TASK DETAILS.
Only the lines from the one containing "Enumerate this screenshot's" through the end of the listing are to be repeated, exactly and without pictures.

EXERCISE DATA.
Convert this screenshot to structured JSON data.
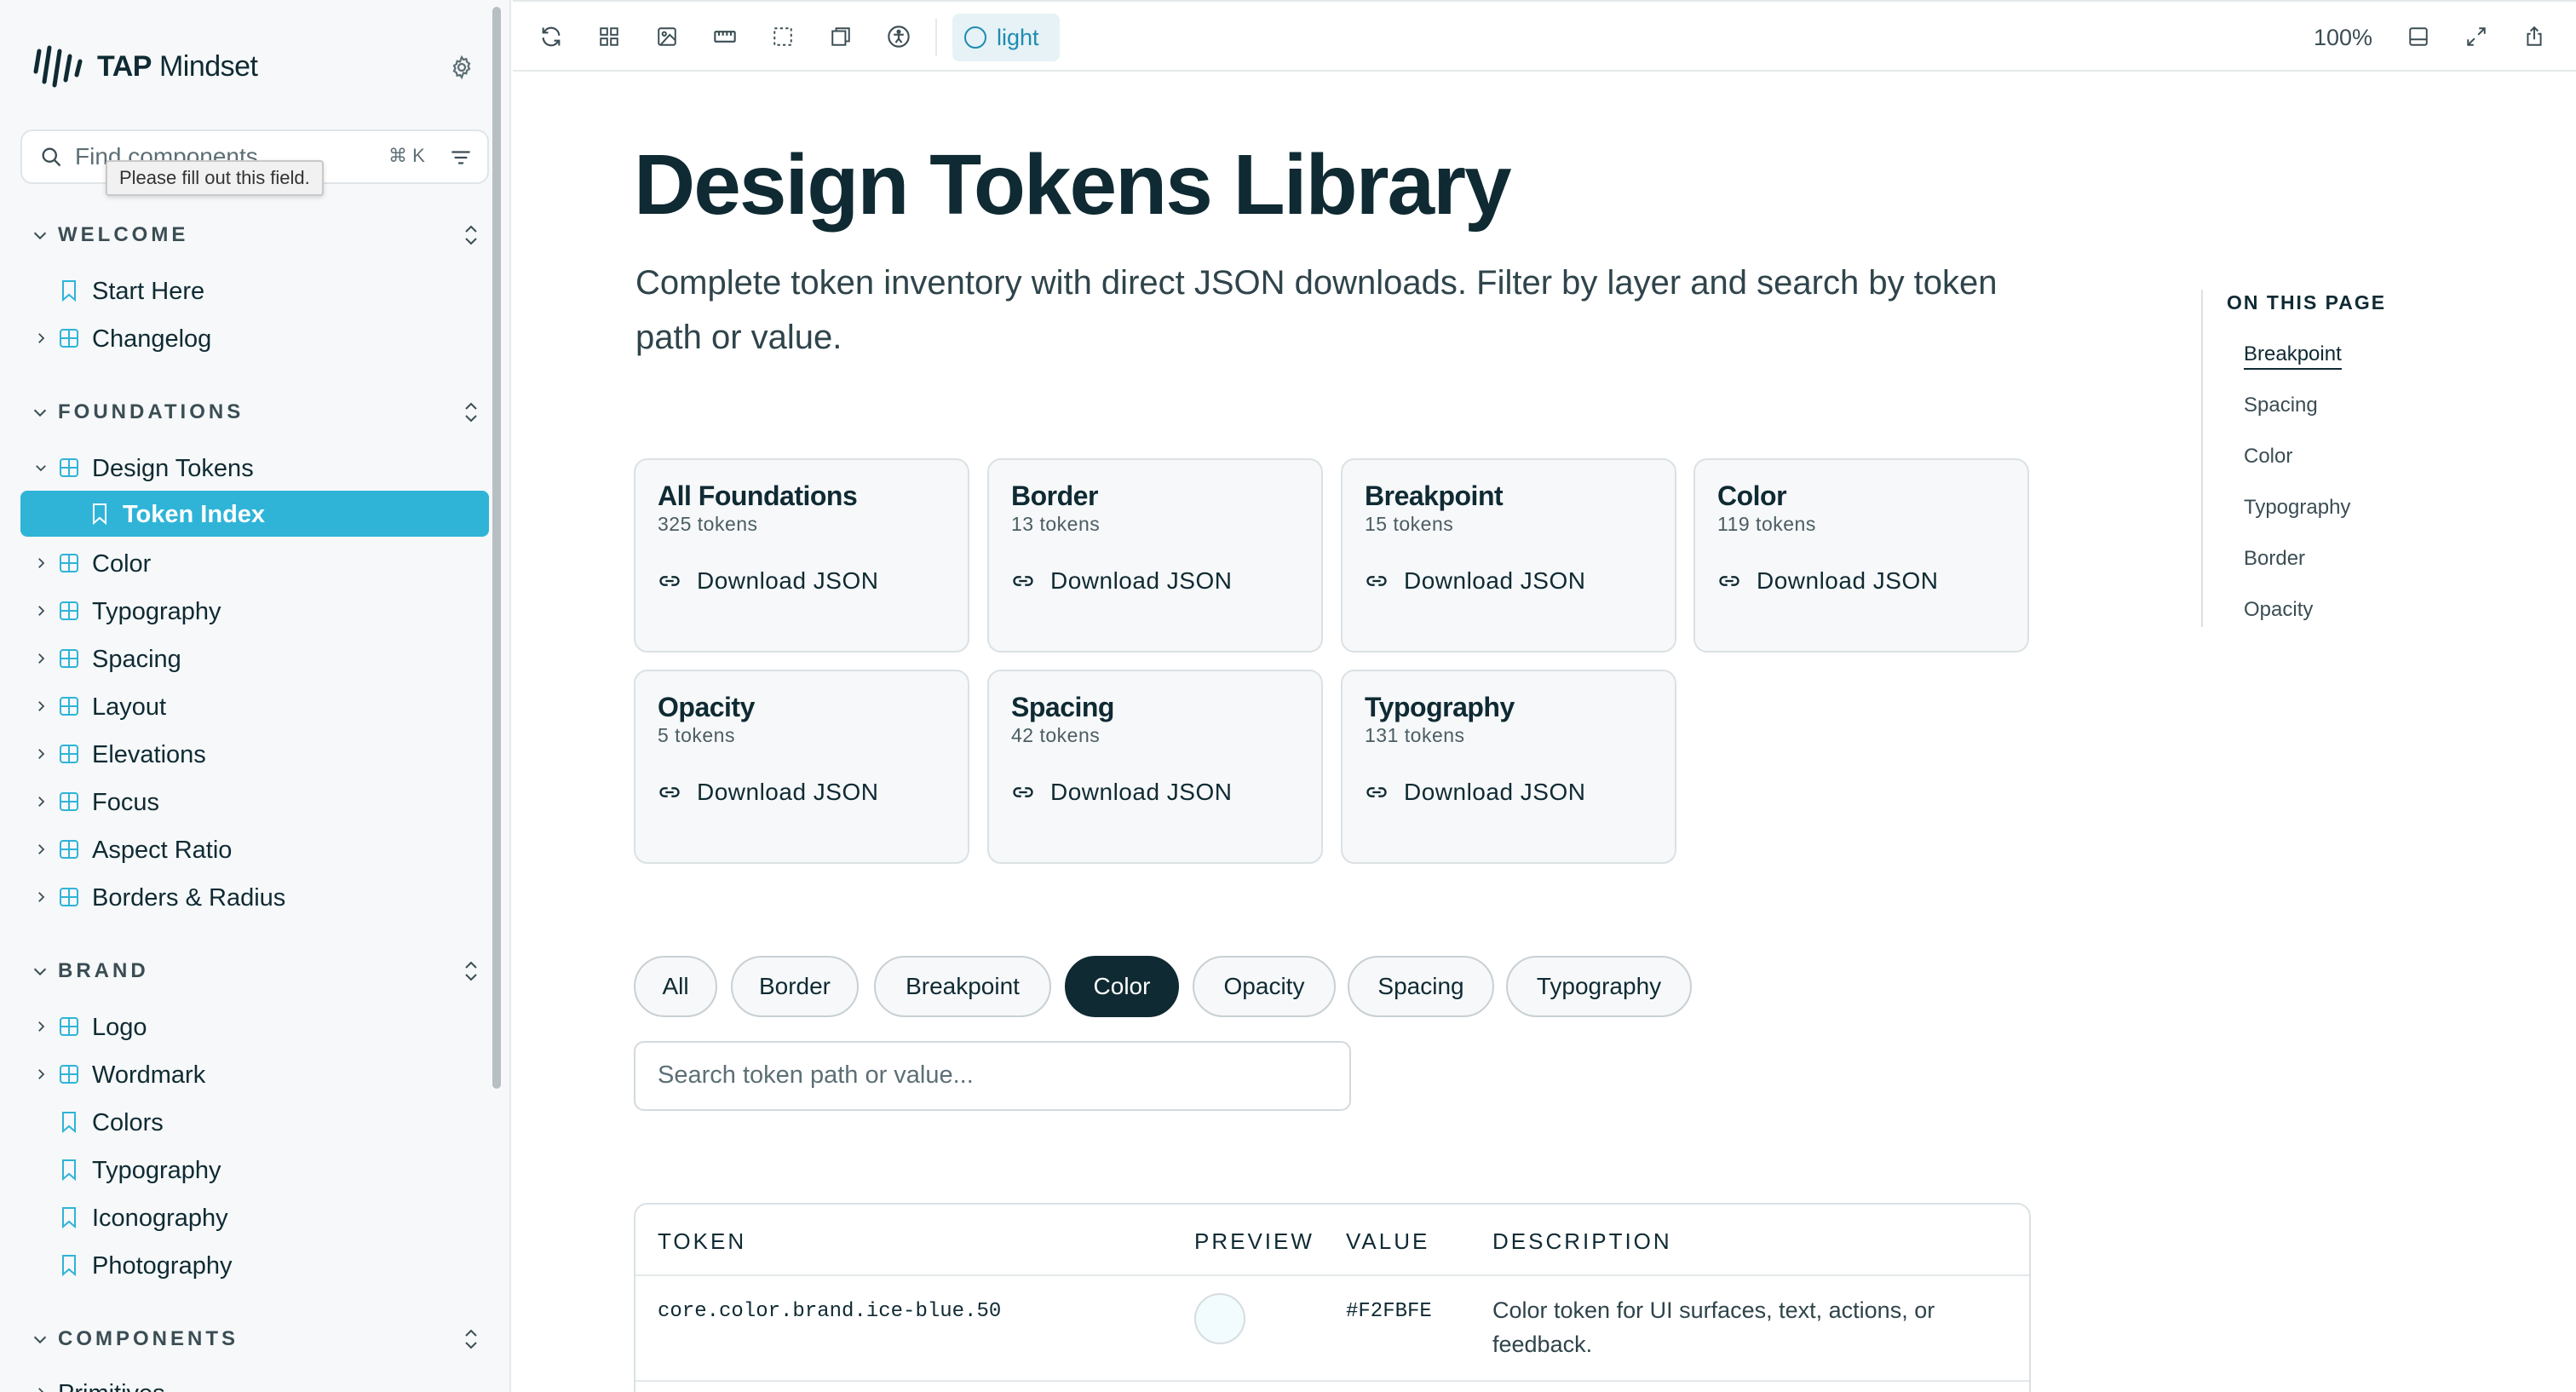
{
  "sidebar": {
    "brand": {
      "mark": "TAP",
      "name": "Mindset"
    },
    "search": {
      "placeholder": "Find components",
      "shortcut": "⌘ K",
      "tooltip": "Please fill out this field."
    },
    "sections": [
      {
        "label": "WELCOME"
      },
      {
        "label": "FOUNDATIONS"
      },
      {
        "label": "BRAND"
      },
      {
        "label": "COMPONENTS"
      }
    ],
    "items": {
      "start_here": "Start Here",
      "changelog": "Changelog",
      "design_tokens": "Design Tokens",
      "token_index": "Token Index",
      "color": "Color",
      "typography": "Typography",
      "spacing": "Spacing",
      "layout": "Layout",
      "elevations": "Elevations",
      "focus": "Focus",
      "aspect_ratio": "Aspect Ratio",
      "borders_radius": "Borders & Radius",
      "logo": "Logo",
      "wordmark": "Wordmark",
      "brand_colors": "Colors",
      "brand_typography": "Typography",
      "iconography": "Iconography",
      "photography": "Photography",
      "primitives": "Primitives"
    }
  },
  "toolbar": {
    "theme_label": "light",
    "zoom": "100%",
    "icons": [
      "refresh-icon",
      "grid-icon",
      "image-icon",
      "ruler-icon",
      "outline-icon",
      "viewport-icon",
      "accessibility-icon",
      "panel-icon",
      "fullscreen-icon",
      "share-icon"
    ]
  },
  "main": {
    "title": "Design Tokens Library",
    "subtitle": "Complete token inventory with direct JSON downloads. Filter by layer and search by token path or value.",
    "download_label": "Download JSON",
    "cards": [
      {
        "title": "All Foundations",
        "count": "325 tokens"
      },
      {
        "title": "Border",
        "count": "13 tokens"
      },
      {
        "title": "Breakpoint",
        "count": "15 tokens"
      },
      {
        "title": "Color",
        "count": "119 tokens"
      },
      {
        "title": "Opacity",
        "count": "5 tokens"
      },
      {
        "title": "Spacing",
        "count": "42 tokens"
      },
      {
        "title": "Typography",
        "count": "131 tokens"
      }
    ],
    "filters": [
      "All",
      "Border",
      "Breakpoint",
      "Color",
      "Opacity",
      "Spacing",
      "Typography"
    ],
    "active_filter": "Color",
    "token_search_placeholder": "Search token path or value...",
    "table": {
      "headers": [
        "TOKEN",
        "PREVIEW",
        "VALUE",
        "DESCRIPTION"
      ],
      "rows": [
        {
          "token": "core.color.brand.ice-blue.50",
          "value": "#F2FBFE",
          "description": "Color token for UI surfaces, text, actions, or feedback."
        }
      ]
    }
  },
  "toc": {
    "title": "ON THIS PAGE",
    "links": [
      "Breakpoint",
      "Spacing",
      "Color",
      "Typography",
      "Border",
      "Opacity"
    ],
    "active": "Breakpoint"
  },
  "colors": {
    "accent": "#2fb4d8",
    "ink": "#0f2a33",
    "theme_accent": "#1e8bb0",
    "surface": "#f6f8f9"
  }
}
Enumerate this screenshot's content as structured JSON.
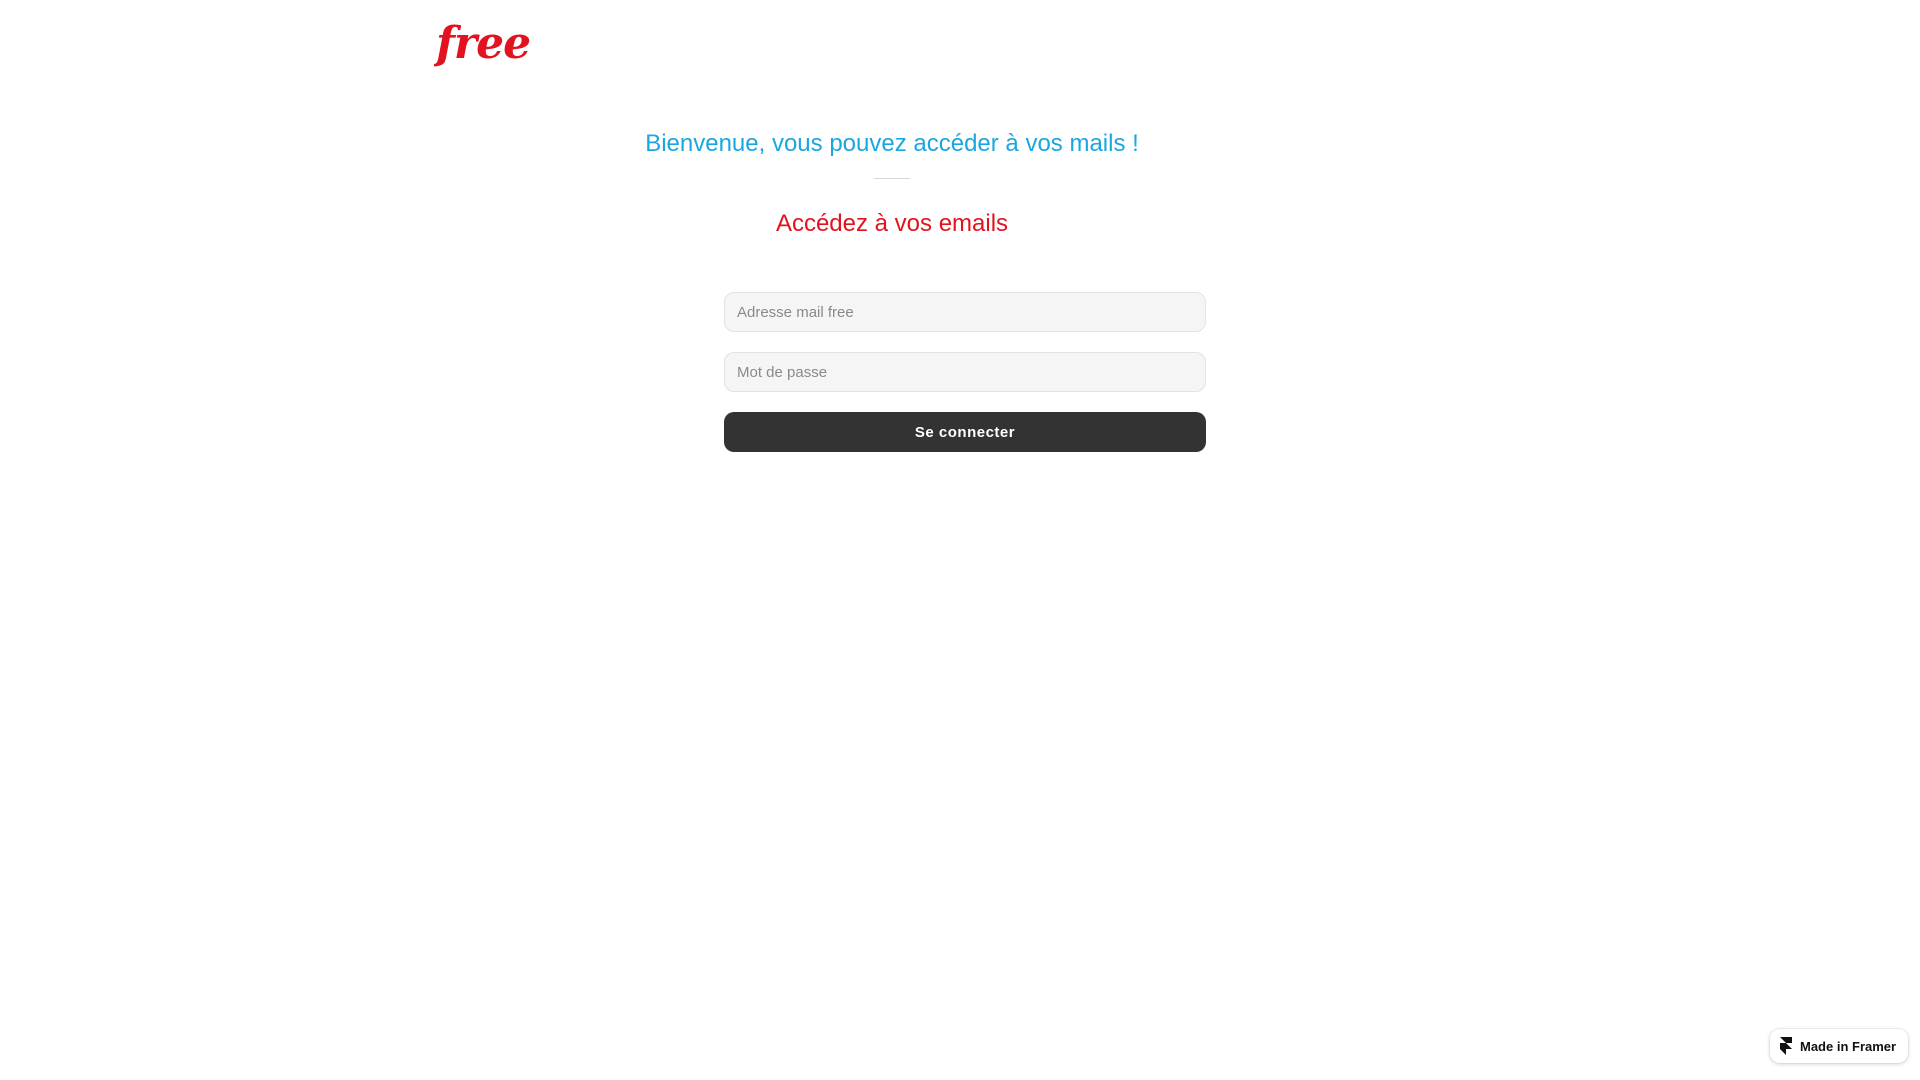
{
  "brand": {
    "logo_text": "free",
    "logo_color": "#e2131f"
  },
  "header": {
    "welcome": "Bienvenue, vous pouvez accéder à vos mails !",
    "welcome_color": "#1aa7e0",
    "subtitle": "Accédez à vos emails",
    "subtitle_color": "#e2131f"
  },
  "form": {
    "email_placeholder": "Adresse mail free",
    "email_value": "",
    "password_placeholder": "Mot de passe",
    "password_value": "",
    "submit_label": "Se connecter",
    "submit_color": "#333333"
  },
  "badge": {
    "label": "Made in Framer",
    "icon": "framer-icon"
  }
}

ANSWER SECTION.
Enumerate this screenshot's content as structured JSON.
{
  "brand": {
    "logo_text": "free",
    "logo_color": "#e2131f"
  },
  "header": {
    "welcome": "Bienvenue, vous pouvez accéder à vos mails !",
    "welcome_color": "#1aa7e0",
    "subtitle": "Accédez à vos emails",
    "subtitle_color": "#e2131f"
  },
  "form": {
    "email_placeholder": "Adresse mail free",
    "email_value": "",
    "password_placeholder": "Mot de passe",
    "password_value": "",
    "submit_label": "Se connecter",
    "submit_color": "#333333"
  },
  "badge": {
    "label": "Made in Framer",
    "icon": "framer-icon"
  }
}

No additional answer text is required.